→ Provided information:
= Beginning of Section =

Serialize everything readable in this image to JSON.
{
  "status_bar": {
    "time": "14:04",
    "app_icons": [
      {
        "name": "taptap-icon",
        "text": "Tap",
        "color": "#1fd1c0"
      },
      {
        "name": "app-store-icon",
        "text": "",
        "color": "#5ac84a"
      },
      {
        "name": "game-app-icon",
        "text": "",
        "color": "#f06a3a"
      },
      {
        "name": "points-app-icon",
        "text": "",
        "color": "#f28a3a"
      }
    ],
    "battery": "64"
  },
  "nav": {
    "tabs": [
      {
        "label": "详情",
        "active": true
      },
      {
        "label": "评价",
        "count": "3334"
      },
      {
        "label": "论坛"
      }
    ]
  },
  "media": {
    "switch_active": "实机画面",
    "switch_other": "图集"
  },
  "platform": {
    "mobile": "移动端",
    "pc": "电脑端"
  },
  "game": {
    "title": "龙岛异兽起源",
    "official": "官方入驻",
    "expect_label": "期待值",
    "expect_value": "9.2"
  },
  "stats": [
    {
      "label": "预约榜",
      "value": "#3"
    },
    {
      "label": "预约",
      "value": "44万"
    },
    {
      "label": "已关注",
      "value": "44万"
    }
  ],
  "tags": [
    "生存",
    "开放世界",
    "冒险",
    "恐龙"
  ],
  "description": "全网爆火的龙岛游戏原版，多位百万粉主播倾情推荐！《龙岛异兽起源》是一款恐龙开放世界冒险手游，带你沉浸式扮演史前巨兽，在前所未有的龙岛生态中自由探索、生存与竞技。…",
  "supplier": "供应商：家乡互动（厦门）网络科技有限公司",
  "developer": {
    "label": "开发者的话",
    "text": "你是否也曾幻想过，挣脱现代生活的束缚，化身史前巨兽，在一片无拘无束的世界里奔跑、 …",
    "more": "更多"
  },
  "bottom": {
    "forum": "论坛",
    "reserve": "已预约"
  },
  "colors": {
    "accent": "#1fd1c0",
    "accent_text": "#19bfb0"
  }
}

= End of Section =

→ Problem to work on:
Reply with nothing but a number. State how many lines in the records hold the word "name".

→ Answer space:
4